|Enemy of the State (1998)
Starring: Will Smith, Gene Hackman, Barry Pepper, Jon Voight, Regina King, Ian Hart, Lisa Bonet, Jake Busey, Jamie Kennedy, Jason Lee, Gabriel Byrne, Jack Black
Director: Tony Scott
When “Enemy of the State” first hit theaters in 1998, it was a mainstream techno-thriller that basically combined the Big Brother concept with the reminder that you’re not paranoid if they really are out to get you. But, of course, while half the audience said, “Dammit, I knew the government was watching us,” the rest of the crowd just ate their popcorn and went, “Cool movie,” without thinking much about how real or unreal the events of the flick might’ve been.
One Patriot Act later, however, and, suddenly, “Enemy of the State” doesn’t seem nearly as fictional.
Will Smith plays attorney Robert Clayton Dean, who accidentally gets caught up in a political cover-up when a college friend (Jason Lee) passes him a computer diskette that contains video footage of a congressman (played by an uncredited Jason Robards) being murdered at the hands of a member of the National Security Agency (Jon Voight). Dean doesn’t even realize he has the diskette until Voight’s character goes all out to destroy Dean’s life in order to get the evidence from him. In the process, Dean meets up with a former member of the Agency (Gene Hackman), who, frankly, doesn’t want anything to do with him…but he’s caught in Dean’s wake, and the two reluctantly team up in an attempt to get their lives back.
Like most Tony Scott action extravaganzas, “Enemy of the State” works best when you turn off your mind and just let the on-screen antics wash over you.

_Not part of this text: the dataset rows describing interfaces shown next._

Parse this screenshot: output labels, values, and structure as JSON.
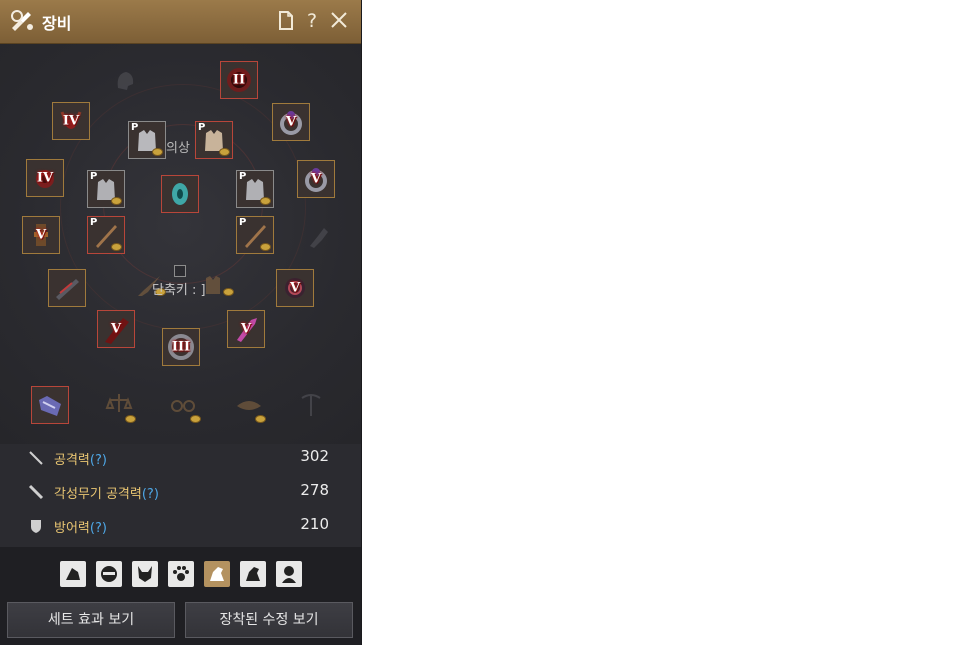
{
  "window": {
    "title": "장비",
    "toolbar": {
      "help_label": "?"
    }
  },
  "equipment": {
    "outfit_label": "의상",
    "shortcut_label": "단축키 : ]",
    "slots": [
      {
        "name": "slot-helmet-top",
        "badge": "II"
      },
      {
        "name": "slot-left-1",
        "badge": "IV"
      },
      {
        "name": "slot-left-2",
        "badge": "IV"
      },
      {
        "name": "slot-left-3",
        "badge": "V"
      },
      {
        "name": "slot-right-ring-1",
        "badge": "V"
      },
      {
        "name": "slot-right-ring-2",
        "badge": "V"
      },
      {
        "name": "slot-right-belt",
        "badge": "V"
      },
      {
        "name": "slot-bottom-left",
        "badge": "V"
      },
      {
        "name": "slot-bottom-right",
        "badge": "V"
      },
      {
        "name": "slot-bottom-center",
        "badge": "III"
      }
    ],
    "p_mark": "P"
  },
  "stats": {
    "attack": {
      "label": "공격력",
      "q": "(?)",
      "value": "302"
    },
    "awakening_attack": {
      "label": "각성무기 공격력",
      "q": "(?)",
      "value": "278"
    },
    "defense": {
      "label": "방어력",
      "q": "(?)",
      "value": "210"
    }
  },
  "buttons": {
    "set_effect": "세트 효과 보기",
    "equipped_crystals": "장착된 수정 보기"
  },
  "colors": {
    "title_bar": "#8d6c40",
    "panel_bg": "#2b2b30",
    "stat_label": "#e8c572",
    "help_link": "#4ea7e6",
    "slot_border_gold": "#a07a3c",
    "slot_border_red": "#b8463a",
    "active_tab": "#b49260"
  }
}
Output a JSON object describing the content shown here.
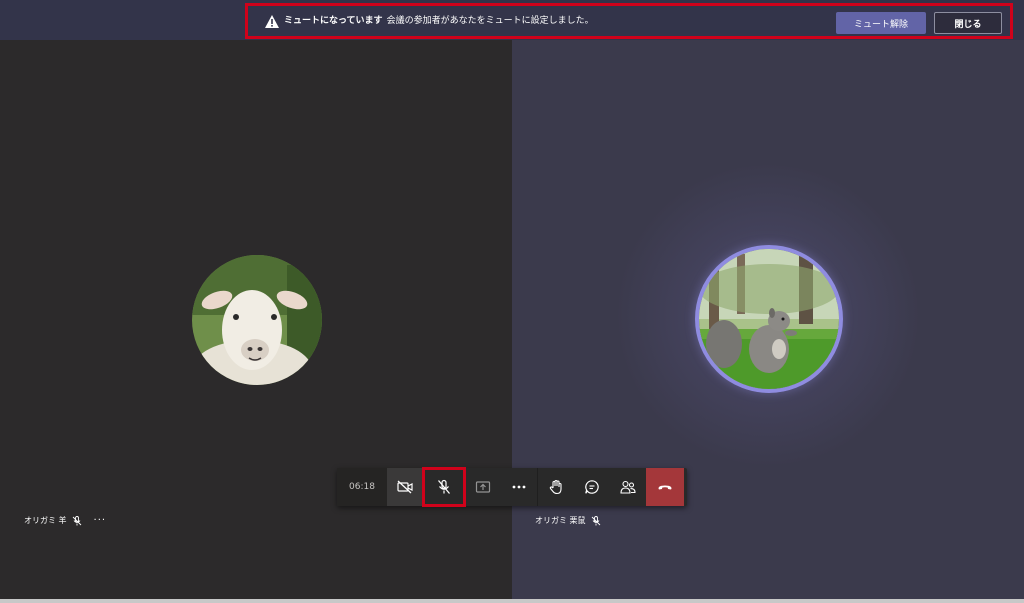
{
  "banner": {
    "title": "ミュートになっています",
    "message": "会議の参加者があなたをミュートに設定しました。",
    "unmute_label": "ミュート解除",
    "close_label": "閉じる",
    "icon": "warning-icon",
    "accent_color": "#d0021b"
  },
  "participants": [
    {
      "name": "オリガミ 羊",
      "avatar": "sheep-photo",
      "muted": true,
      "more_label": "···"
    },
    {
      "name": "オリガミ 栗鼠",
      "avatar": "squirrel-photo",
      "muted": true,
      "active_speaker_ring_color": "#8f8ce0"
    }
  ],
  "toolbar": {
    "timer": "06:18",
    "buttons": [
      {
        "name": "camera-off",
        "icon": "camera-off-icon"
      },
      {
        "name": "microphone-off",
        "icon": "mic-off-icon"
      },
      {
        "name": "share-screen",
        "icon": "share-icon"
      },
      {
        "name": "more-actions",
        "icon": "ellipsis-icon"
      },
      {
        "name": "raise-hand",
        "icon": "hand-icon"
      },
      {
        "name": "chat",
        "icon": "chat-icon"
      },
      {
        "name": "participants",
        "icon": "people-icon"
      },
      {
        "name": "hang-up",
        "icon": "phone-hangup-icon",
        "color": "#a4373a"
      }
    ]
  },
  "theme": {
    "brand": "#6264a7",
    "left_tile_bg": "#2c2a2b",
    "right_tile_bg": "#3b3a4c"
  }
}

Will Smith has enough charisma to carry most films by himself, but he’s really in his element in a slam-bang action flick like this. Hackman is in his well-honed grumpy old man mode, but he’s in familiar territory with this particular character; there’s an in-joke for film fans when they show his Agency ID photo from the early ‘70s and use a shot from his role in “The Conversation,” where he also played a surveillance expert. It’s also cool to see Jamie Kennedy and Jack Black in early roles, as well as Lee in his pre-“Earl” days.
What’ll really freak you out about this film, though, is that as you think about how the government is trying to hunt down terrorists using even more intricate technology than what you’re seeing in the film, they show Voight’s character’s Agency profile…and his birth date is 9/11. That’s just creepy, man.
Actually, all things considered, it’s really not all that special an edition. There are two featurettes – a half-hour “making-of” documentary that’s pretty interesting, and an “All Access” segment on the filming of showdown at the end of the movie – but, beyond that, all you’ve got is the theatrical trailer and a whopping two deleted scenes…which is odd, given that the overseas version of the DVD includes four deleted scenes. Also, it’s strange that this is being billed in advertisements as being an extended edition…but the DVD box itself says no such thing. So have the other two deleted scenes been incorporated into the film? It doesn’t appear so, since according to Amazon, the running time of the film is actually a minute shorter than on the previous DVD release. Weird.